zoom The Panama Canal expansion program reached another milestone when the Canal’s Pacific locks began to fill with water yesterday, following a similar endeavor on the Atlantic side earlier this month.The filling process of the so-called Cocoli’s locks will make use of powerful electric and diesel pumps, designed specifically for the job.The electric pumps are expected to provide 30,000 gallons of water per minute each, while an added network of 13 diesel pumps will work to pump 7,000 gallons of water per minute each, filling the lower chamber at a rate of nine inches per hour.The filling and subsequent testing of the new Pacific locks is expected to take approximately 90 days to complete.Among their features, each lock complex includes three chambers, nine water-saving basins with a filling and emptying side system and rolling gates.As of the end of May, the overall expansion program stood at 89.8 percent complete.”Earlier this month, we reached one of the most important milestones of the program through the filling work of the Atlantic locks; now moving on to the Pacific side, we take great pride in the work done so far and are eager to bring the full program to completion,” said Panama Canal Administrator/CEO Jorge L. Quijano.

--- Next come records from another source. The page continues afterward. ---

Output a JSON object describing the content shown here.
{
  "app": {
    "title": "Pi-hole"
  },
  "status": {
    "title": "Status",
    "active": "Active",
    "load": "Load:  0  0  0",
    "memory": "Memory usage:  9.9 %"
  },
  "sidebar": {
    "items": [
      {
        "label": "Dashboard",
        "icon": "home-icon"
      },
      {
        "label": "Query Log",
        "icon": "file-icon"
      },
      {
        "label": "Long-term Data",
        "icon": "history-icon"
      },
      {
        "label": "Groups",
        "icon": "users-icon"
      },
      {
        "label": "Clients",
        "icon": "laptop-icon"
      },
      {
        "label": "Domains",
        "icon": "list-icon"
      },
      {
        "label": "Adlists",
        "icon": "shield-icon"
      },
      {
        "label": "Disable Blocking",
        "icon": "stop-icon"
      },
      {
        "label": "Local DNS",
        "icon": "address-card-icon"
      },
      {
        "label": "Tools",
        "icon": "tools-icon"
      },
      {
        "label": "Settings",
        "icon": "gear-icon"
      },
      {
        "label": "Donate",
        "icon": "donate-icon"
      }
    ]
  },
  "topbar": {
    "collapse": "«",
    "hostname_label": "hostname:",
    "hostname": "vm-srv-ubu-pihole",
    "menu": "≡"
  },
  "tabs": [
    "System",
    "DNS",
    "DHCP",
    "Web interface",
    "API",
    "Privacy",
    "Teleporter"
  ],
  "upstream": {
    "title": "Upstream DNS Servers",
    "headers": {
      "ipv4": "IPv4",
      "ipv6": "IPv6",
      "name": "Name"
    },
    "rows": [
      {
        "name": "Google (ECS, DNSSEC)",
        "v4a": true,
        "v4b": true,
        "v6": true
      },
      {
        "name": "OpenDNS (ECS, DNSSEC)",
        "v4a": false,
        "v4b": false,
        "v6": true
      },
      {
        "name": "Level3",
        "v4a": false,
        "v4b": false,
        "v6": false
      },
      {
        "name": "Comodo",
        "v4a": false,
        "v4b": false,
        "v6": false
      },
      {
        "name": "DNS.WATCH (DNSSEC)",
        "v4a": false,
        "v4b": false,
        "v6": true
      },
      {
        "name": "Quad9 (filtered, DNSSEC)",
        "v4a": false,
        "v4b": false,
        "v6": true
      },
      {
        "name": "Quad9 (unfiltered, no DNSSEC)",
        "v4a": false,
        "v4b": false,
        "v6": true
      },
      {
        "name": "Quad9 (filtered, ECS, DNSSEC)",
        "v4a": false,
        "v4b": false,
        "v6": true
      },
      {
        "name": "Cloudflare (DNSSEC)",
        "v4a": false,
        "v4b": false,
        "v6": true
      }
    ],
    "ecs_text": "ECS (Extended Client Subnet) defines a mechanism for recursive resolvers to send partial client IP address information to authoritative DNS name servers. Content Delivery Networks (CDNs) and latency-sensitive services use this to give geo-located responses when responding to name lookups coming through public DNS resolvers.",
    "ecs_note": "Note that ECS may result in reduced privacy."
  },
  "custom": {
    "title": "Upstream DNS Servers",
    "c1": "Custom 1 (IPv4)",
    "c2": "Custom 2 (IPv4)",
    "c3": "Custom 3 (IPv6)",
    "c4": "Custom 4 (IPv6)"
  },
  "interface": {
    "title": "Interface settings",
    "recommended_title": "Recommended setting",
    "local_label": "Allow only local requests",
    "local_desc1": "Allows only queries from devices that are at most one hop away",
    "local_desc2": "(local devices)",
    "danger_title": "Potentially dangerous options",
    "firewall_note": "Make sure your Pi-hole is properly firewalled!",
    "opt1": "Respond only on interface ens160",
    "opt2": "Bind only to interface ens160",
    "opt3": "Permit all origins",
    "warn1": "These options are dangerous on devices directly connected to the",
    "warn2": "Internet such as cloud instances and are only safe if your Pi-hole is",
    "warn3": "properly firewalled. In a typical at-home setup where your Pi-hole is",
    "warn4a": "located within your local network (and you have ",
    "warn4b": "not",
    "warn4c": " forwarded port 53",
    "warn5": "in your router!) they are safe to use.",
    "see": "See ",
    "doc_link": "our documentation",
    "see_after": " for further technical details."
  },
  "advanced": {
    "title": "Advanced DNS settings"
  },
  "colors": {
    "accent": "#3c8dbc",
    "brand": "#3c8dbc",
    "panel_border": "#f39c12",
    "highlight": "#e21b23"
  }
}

However, the Official Solicitor, the official representing Pc Briggs’s interests, said it would take the decision to the Court of Appeal.Pc Briggs, 43, suffered a brain injury when Chelsea Rowe ploughed into his motorcycle in her Nissan Micra on July 3 2015 as he drove along the Birkenhead flyover on his way to work a night shift with Merseyside Police.Rowe, 26, was given a 12-month suspended prison sentence in July this year, after admitting causing serious injury by dangerous driving. Mrs Briggs welcomed Mr Justice Charles’s ruling and said the decision to contest it would only prolong her family’s agony. Speaking on Tuesday, she said: “Paul was such a selfless, kind and charitable person. He dedicated his career and his life to serving others. We know that he would have wanted us to pursue this case for him.”Doctors had told the court that Pc Briggs, who had previously served in the Gulf War with the Army, would benefit from being moved to a specialist rehabilitation centre and “a more socially stimulating environment”. However, the court ruled that, even in the best-case scenario, he would not regain the capacity to make complex decisions, would not improve physically and would need 24-hour care. A judge has said that doctors should be able to withdraw treatment from a Gulf War veteran who was left in a coma after a head-on collision, ruling that is what he would have wanted.Lindsey Briggs had asked judges to allow her policeman husband Paul to die, against the view of doctors at the Liverpool hospital where he is being treated who said it would be wrong to withdraw treatment as he is in a “minimally conscious state” but not a “permanent vegetative state”.On Tuesday Mr Justice Charles, sitting in the Court of Protection, agreed that, despite his “natural instinct of survival”, Pc Briggs would have wanted to die and that he should be moved to a hospice where he would stop receiving fluids and nutrition and would receive palliative care in his final few weeks.Mr Justice Charles ruled that Pc Briggs’s “best interests are best served by giving effect to what he would have been able to dictate by exercising his right to self determination rather than the very powerful counter arguments based on the preservation of his life”. Want the best of The Telegraph direct to your email and WhatsApp? Sign up to our free twice-daily Front Page newsletter and new audio briefings. Doctors said Paul Briggs was not in a ‘permanent vegetative state’ from which there would be no hope of recoveryCredit:PA Paul Briggs suffered a brain injury in a motorcycle crash while serving with Merseyside PoliceCredit:PA